* **Exercise prompt**: How many lines within the records include the word "true"? Only that number should be given.

* **Provided data**:
========

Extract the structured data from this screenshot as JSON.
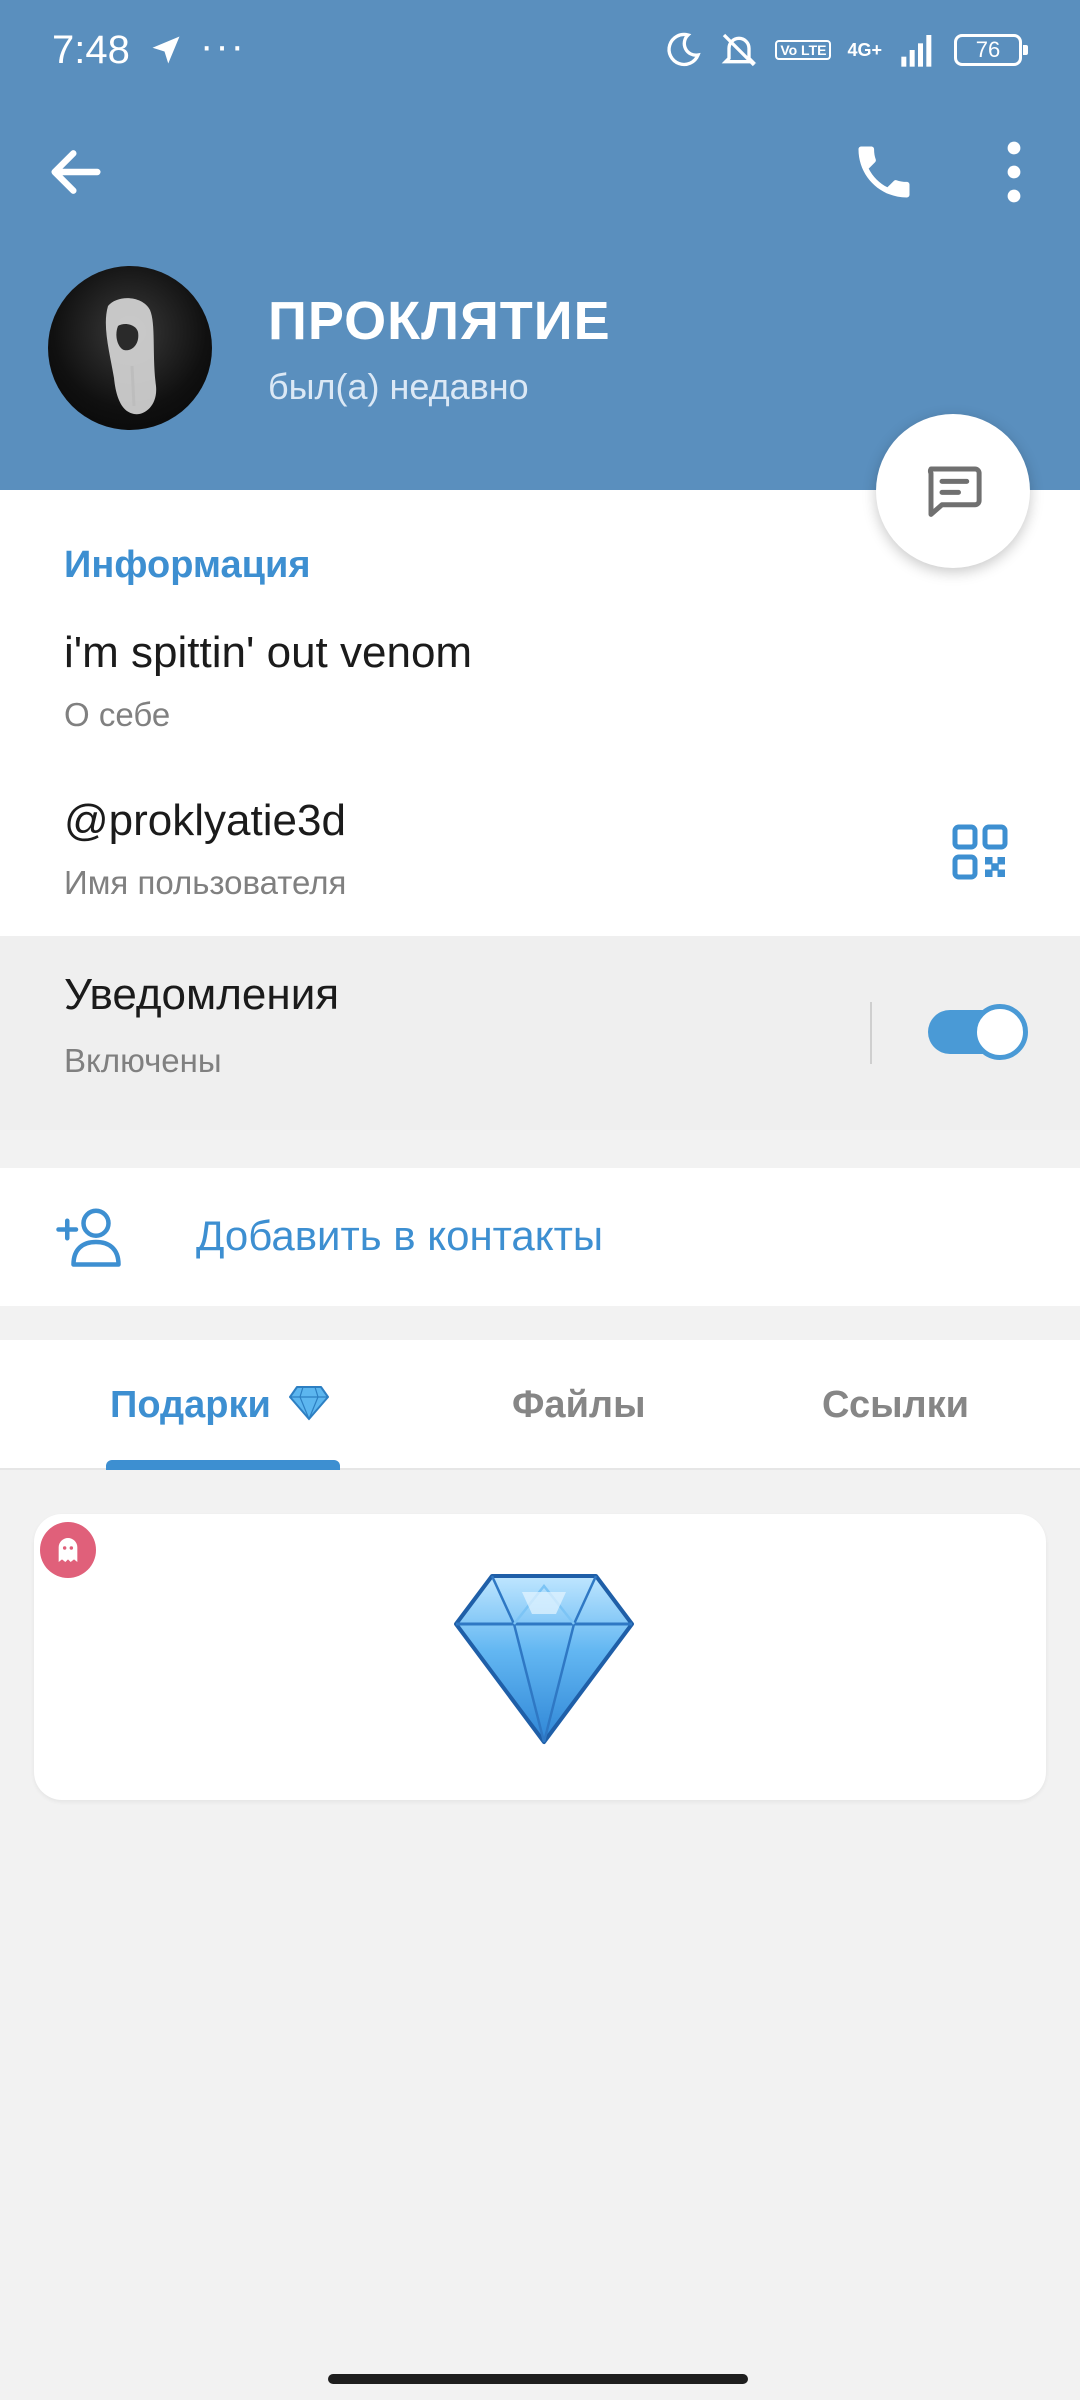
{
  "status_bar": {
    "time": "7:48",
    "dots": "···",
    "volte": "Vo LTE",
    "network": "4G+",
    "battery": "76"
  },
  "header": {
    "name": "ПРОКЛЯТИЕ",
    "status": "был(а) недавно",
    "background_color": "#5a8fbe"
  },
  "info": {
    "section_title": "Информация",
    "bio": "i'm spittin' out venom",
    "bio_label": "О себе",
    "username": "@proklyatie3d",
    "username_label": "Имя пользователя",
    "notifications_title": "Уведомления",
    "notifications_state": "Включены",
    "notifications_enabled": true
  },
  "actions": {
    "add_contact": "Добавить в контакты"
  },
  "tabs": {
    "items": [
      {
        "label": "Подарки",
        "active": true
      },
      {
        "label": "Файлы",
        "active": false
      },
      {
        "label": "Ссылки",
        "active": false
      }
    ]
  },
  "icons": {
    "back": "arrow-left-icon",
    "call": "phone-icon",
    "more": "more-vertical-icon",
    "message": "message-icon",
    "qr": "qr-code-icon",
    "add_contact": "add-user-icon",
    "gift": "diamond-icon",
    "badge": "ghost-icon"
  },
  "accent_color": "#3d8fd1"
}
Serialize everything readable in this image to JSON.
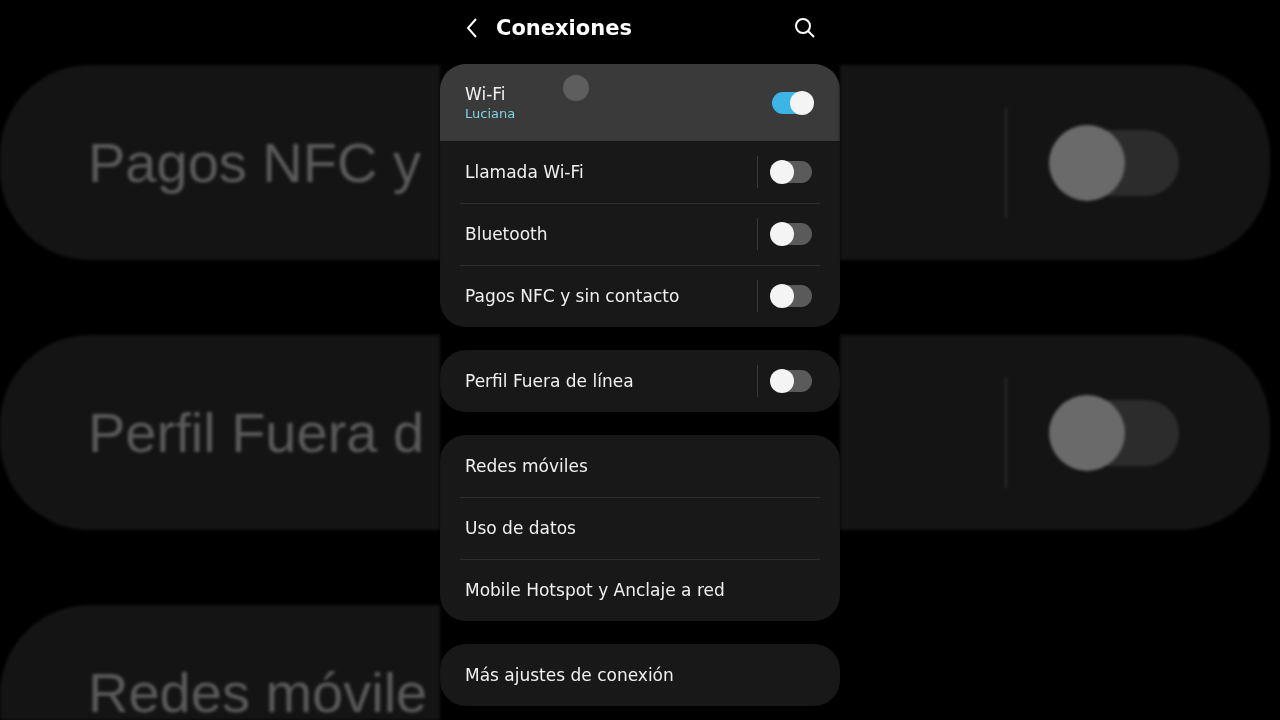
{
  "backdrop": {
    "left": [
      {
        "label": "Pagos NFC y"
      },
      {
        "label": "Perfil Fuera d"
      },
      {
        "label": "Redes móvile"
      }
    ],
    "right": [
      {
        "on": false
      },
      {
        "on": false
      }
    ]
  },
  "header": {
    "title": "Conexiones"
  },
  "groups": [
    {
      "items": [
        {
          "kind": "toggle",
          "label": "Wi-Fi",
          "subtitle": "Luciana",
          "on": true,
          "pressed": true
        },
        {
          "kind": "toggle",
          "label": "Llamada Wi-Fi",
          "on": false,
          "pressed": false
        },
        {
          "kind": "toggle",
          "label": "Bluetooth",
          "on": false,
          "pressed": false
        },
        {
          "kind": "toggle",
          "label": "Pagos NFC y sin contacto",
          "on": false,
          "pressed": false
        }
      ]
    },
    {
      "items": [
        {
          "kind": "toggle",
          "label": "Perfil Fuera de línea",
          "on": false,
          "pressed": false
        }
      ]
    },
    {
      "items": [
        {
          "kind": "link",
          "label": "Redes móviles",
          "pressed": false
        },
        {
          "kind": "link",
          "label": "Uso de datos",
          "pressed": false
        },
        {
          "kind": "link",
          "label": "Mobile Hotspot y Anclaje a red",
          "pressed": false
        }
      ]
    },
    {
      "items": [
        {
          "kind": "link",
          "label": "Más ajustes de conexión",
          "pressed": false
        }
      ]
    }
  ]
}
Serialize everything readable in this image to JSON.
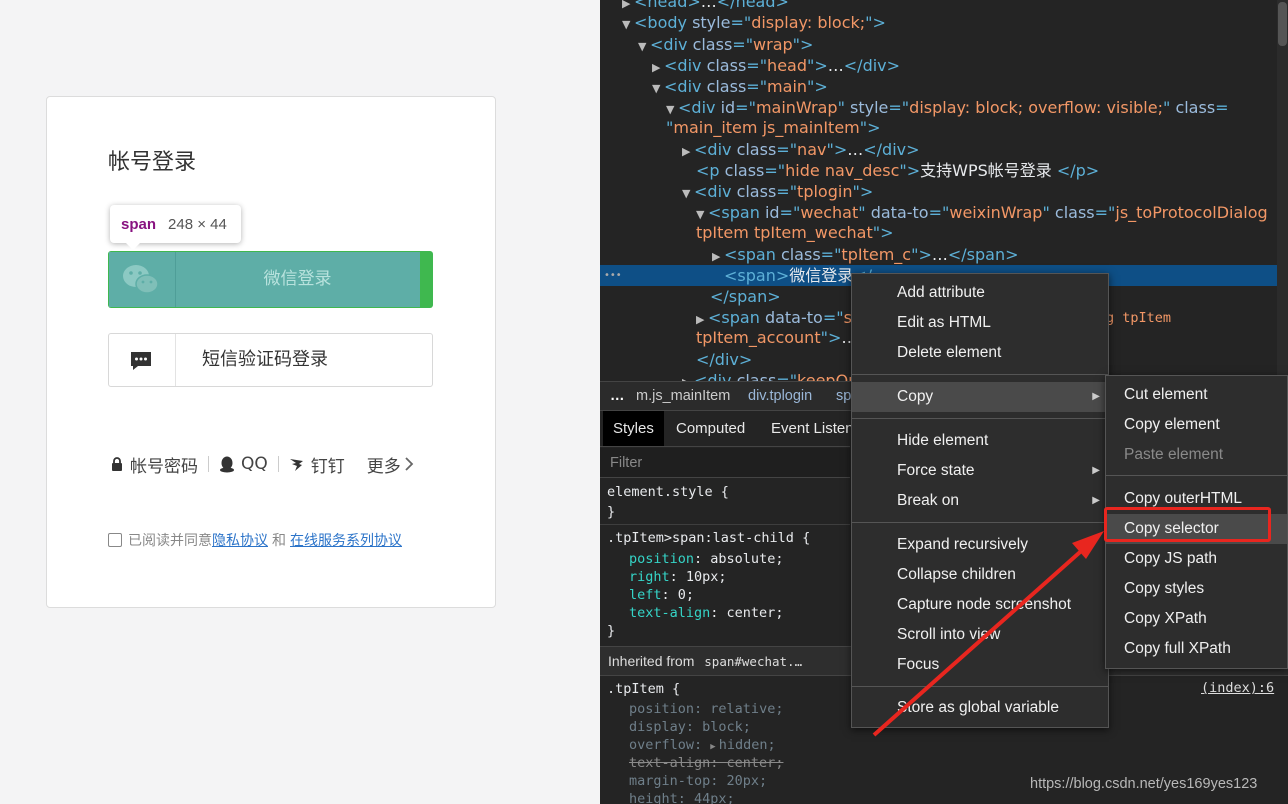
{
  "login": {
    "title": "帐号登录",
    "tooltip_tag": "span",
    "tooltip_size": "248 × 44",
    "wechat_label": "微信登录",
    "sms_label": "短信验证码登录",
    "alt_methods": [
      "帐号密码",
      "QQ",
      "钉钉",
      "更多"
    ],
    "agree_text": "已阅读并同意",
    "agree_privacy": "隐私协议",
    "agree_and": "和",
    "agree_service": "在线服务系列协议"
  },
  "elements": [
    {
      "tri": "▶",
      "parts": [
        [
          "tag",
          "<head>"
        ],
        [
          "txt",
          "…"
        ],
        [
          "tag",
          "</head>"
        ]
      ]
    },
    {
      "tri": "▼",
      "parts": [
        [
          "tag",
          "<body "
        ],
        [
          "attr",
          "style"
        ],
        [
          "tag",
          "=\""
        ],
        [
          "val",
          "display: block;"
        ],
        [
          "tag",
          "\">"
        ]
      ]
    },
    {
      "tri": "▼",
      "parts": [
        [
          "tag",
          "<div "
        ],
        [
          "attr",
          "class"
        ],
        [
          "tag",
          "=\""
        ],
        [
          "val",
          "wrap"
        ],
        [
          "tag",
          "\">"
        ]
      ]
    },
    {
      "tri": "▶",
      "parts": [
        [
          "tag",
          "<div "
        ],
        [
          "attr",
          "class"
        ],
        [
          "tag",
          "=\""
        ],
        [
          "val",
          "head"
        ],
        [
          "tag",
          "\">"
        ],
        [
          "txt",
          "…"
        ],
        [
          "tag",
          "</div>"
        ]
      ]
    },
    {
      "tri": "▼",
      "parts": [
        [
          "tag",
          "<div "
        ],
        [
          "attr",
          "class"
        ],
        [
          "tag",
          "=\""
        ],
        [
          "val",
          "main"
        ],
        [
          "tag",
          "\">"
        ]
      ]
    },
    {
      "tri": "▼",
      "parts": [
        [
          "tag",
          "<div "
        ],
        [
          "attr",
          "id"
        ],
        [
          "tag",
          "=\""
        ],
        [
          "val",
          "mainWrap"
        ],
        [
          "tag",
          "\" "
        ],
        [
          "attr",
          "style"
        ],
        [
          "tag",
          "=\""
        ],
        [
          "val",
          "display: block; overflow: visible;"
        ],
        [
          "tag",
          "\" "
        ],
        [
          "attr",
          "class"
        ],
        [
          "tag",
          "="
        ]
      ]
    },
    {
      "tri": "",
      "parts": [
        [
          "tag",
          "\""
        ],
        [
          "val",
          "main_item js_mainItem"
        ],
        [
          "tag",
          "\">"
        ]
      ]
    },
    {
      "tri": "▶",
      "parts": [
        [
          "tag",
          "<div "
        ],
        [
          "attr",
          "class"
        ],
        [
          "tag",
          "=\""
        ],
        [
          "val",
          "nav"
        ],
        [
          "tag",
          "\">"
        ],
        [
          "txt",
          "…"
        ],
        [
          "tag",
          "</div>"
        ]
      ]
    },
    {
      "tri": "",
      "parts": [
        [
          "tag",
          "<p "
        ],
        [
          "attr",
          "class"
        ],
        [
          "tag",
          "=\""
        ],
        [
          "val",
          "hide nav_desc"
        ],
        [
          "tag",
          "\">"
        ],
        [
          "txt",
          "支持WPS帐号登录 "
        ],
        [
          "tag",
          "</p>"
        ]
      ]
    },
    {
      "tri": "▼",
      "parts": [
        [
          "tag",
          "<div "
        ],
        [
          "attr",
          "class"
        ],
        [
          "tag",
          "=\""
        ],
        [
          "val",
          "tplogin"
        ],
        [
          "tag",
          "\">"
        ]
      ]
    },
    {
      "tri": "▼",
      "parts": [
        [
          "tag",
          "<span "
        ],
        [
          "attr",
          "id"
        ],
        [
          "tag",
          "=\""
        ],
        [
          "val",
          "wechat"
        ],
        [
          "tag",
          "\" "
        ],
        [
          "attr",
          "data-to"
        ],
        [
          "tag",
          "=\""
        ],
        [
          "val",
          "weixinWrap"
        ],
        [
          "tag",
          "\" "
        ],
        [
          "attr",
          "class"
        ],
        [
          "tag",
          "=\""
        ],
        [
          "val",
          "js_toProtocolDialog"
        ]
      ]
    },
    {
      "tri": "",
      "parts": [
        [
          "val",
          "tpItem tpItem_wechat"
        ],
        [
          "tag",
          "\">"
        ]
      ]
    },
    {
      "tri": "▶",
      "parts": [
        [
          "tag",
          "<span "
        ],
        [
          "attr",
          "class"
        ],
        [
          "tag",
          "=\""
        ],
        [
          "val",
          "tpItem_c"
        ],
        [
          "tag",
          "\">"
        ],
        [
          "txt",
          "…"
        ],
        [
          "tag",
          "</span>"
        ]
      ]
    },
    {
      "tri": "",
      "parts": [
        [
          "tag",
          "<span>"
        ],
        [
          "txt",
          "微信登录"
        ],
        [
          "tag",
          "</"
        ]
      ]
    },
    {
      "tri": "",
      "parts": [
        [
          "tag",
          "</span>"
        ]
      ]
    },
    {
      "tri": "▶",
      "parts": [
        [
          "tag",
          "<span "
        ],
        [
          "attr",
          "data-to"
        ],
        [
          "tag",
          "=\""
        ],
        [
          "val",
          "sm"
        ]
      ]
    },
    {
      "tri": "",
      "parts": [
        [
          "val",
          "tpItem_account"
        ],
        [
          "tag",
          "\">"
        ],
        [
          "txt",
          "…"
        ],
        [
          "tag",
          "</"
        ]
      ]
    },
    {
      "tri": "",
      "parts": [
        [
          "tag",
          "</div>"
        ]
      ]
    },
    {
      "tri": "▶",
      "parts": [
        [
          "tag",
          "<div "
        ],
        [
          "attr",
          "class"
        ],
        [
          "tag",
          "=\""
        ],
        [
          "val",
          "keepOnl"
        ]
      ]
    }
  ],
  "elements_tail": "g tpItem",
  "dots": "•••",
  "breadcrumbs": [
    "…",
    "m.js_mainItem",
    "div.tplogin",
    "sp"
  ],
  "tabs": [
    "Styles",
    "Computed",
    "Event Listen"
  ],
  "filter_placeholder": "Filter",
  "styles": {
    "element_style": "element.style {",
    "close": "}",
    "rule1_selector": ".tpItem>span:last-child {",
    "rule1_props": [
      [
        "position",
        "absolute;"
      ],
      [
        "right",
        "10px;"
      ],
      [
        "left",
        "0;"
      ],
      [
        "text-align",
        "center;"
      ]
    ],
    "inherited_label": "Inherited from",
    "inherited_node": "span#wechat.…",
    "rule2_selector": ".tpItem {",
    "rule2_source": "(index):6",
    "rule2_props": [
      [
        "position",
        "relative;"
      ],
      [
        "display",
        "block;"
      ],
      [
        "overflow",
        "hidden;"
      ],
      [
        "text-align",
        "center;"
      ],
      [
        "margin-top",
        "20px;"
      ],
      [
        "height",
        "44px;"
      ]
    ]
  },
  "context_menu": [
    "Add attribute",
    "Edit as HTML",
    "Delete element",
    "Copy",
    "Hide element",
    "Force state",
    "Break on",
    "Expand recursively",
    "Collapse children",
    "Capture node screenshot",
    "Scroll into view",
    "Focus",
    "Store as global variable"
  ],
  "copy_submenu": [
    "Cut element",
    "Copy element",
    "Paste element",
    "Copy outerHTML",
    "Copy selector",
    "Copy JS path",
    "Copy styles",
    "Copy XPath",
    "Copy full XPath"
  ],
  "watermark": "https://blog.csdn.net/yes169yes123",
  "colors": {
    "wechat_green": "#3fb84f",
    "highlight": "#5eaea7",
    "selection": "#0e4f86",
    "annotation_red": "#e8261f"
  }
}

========

* **Solution below**: 4